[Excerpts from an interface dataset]
★ ★ ★ ★

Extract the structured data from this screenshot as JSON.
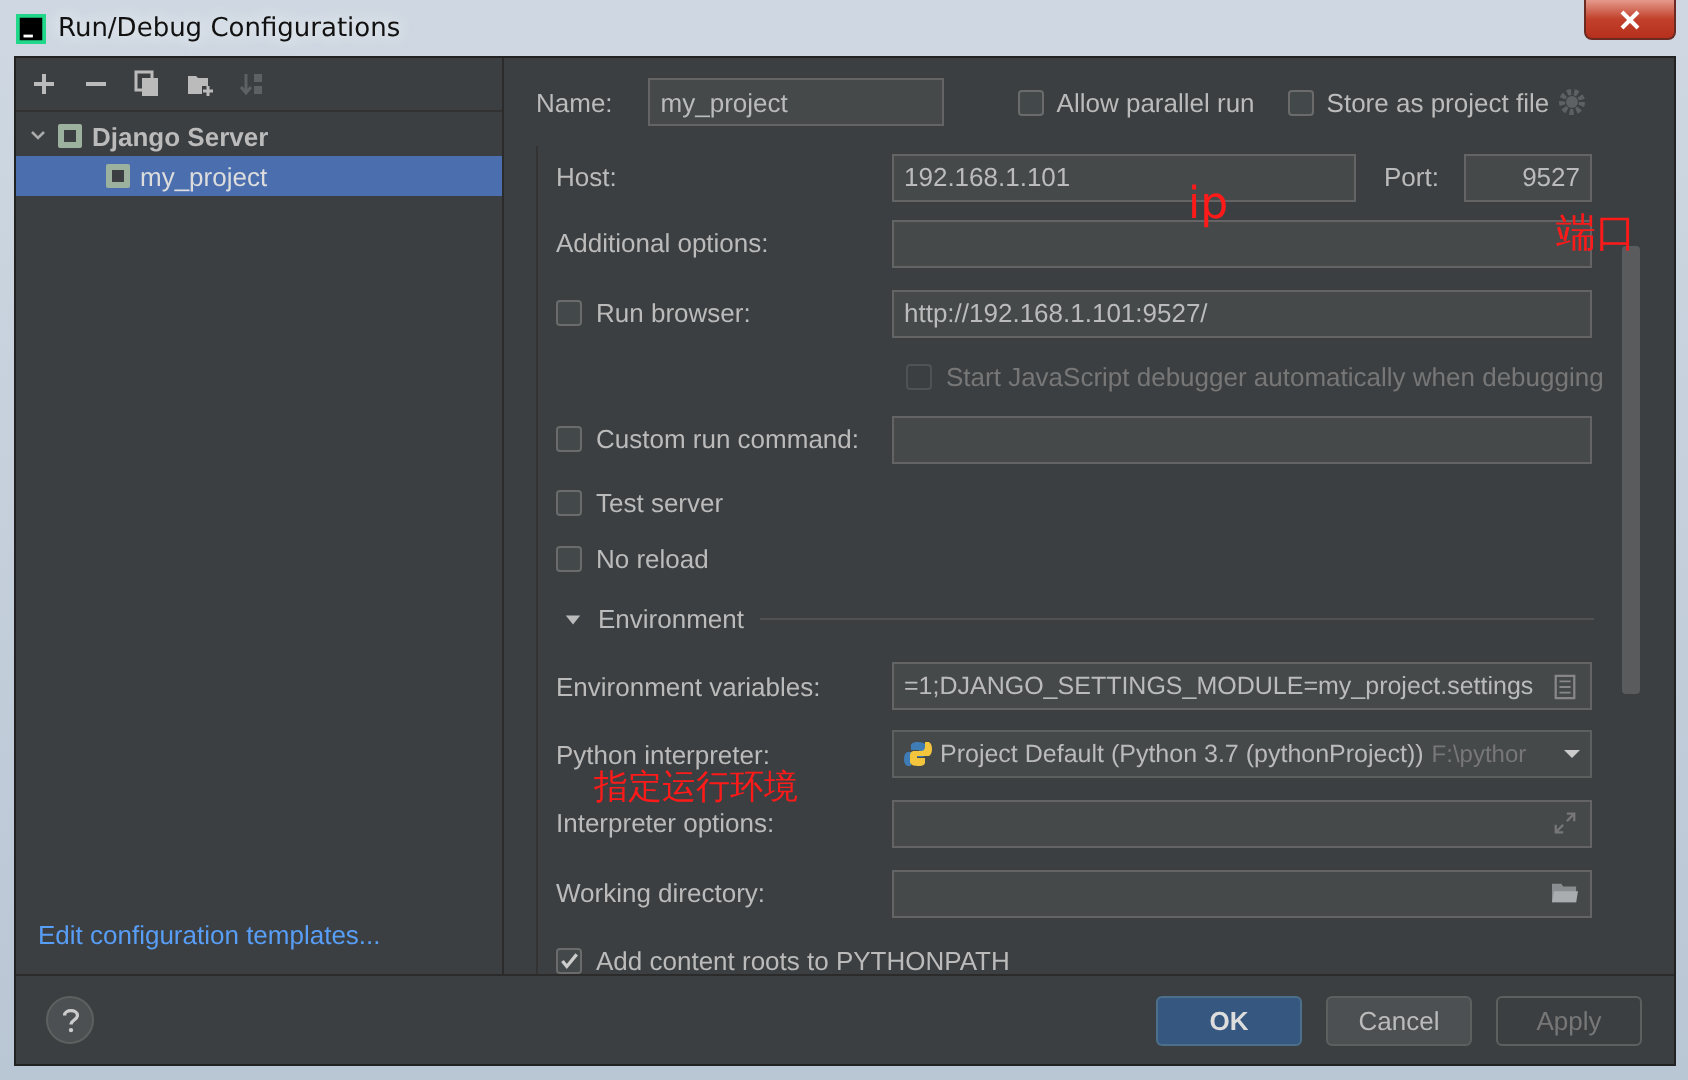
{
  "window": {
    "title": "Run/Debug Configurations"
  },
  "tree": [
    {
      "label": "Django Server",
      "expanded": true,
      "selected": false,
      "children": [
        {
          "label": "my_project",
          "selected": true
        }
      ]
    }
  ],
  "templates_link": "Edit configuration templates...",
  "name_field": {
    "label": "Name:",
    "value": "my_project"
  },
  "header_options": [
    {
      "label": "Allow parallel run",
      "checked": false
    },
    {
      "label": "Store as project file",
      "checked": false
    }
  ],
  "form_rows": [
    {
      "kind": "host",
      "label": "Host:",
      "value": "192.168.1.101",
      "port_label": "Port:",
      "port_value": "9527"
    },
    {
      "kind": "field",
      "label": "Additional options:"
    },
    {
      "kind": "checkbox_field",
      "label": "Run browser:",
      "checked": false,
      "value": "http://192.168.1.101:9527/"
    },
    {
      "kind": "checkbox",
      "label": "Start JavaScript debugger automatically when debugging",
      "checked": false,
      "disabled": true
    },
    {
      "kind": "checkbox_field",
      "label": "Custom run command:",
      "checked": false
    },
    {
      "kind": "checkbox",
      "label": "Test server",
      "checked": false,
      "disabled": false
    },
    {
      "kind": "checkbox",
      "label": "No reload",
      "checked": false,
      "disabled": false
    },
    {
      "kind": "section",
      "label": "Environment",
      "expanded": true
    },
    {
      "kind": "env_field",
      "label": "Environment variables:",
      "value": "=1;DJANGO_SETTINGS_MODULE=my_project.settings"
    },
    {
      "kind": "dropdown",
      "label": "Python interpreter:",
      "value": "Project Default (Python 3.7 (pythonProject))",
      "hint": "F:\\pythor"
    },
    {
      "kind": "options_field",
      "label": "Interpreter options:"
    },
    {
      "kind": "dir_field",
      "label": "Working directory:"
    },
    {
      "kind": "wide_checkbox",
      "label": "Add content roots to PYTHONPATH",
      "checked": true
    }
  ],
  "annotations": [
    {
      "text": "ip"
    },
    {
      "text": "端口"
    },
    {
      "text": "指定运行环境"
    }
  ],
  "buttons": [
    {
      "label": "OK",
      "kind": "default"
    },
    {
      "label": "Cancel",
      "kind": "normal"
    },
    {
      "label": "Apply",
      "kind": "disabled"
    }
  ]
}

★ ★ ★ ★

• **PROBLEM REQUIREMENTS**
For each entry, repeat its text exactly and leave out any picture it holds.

• **WRITTEN SOLUTION**
Extract the structured data from this screenshot as JSON.
{
  "window": {
    "title": "Run/Debug Configurations"
  },
  "tree": [
    {
      "label": "Django Server",
      "expanded": true,
      "selected": false,
      "children": [
        {
          "label": "my_project",
          "selected": true
        }
      ]
    }
  ],
  "templates_link": "Edit configuration templates...",
  "name_field": {
    "label": "Name:",
    "value": "my_project"
  },
  "header_options": [
    {
      "label": "Allow parallel run",
      "checked": false
    },
    {
      "label": "Store as project file",
      "checked": false
    }
  ],
  "form_rows": [
    {
      "kind": "host",
      "label": "Host:",
      "value": "192.168.1.101",
      "port_label": "Port:",
      "port_value": "9527"
    },
    {
      "kind": "field",
      "label": "Additional options:"
    },
    {
      "kind": "checkbox_field",
      "label": "Run browser:",
      "checked": false,
      "value": "http://192.168.1.101:9527/"
    },
    {
      "kind": "checkbox",
      "label": "Start JavaScript debugger automatically when debugging",
      "checked": false,
      "disabled": true
    },
    {
      "kind": "checkbox_field",
      "label": "Custom run command:",
      "checked": false
    },
    {
      "kind": "checkbox",
      "label": "Test server",
      "checked": false,
      "disabled": false
    },
    {
      "kind": "checkbox",
      "label": "No reload",
      "checked": false,
      "disabled": false
    },
    {
      "kind": "section",
      "label": "Environment",
      "expanded": true
    },
    {
      "kind": "env_field",
      "label": "Environment variables:",
      "value": "=1;DJANGO_SETTINGS_MODULE=my_project.settings"
    },
    {
      "kind": "dropdown",
      "label": "Python interpreter:",
      "value": "Project Default (Python 3.7 (pythonProject))",
      "hint": "F:\\pythor"
    },
    {
      "kind": "options_field",
      "label": "Interpreter options:"
    },
    {
      "kind": "dir_field",
      "label": "Working directory:"
    },
    {
      "kind": "wide_checkbox",
      "label": "Add content roots to PYTHONPATH",
      "checked": true
    }
  ],
  "annotations": [
    {
      "text": "ip"
    },
    {
      "text": "端口"
    },
    {
      "text": "指定运行环境"
    }
  ],
  "buttons": [
    {
      "label": "OK",
      "kind": "default"
    },
    {
      "label": "Cancel",
      "kind": "normal"
    },
    {
      "label": "Apply",
      "kind": "disabled"
    }
  ]
}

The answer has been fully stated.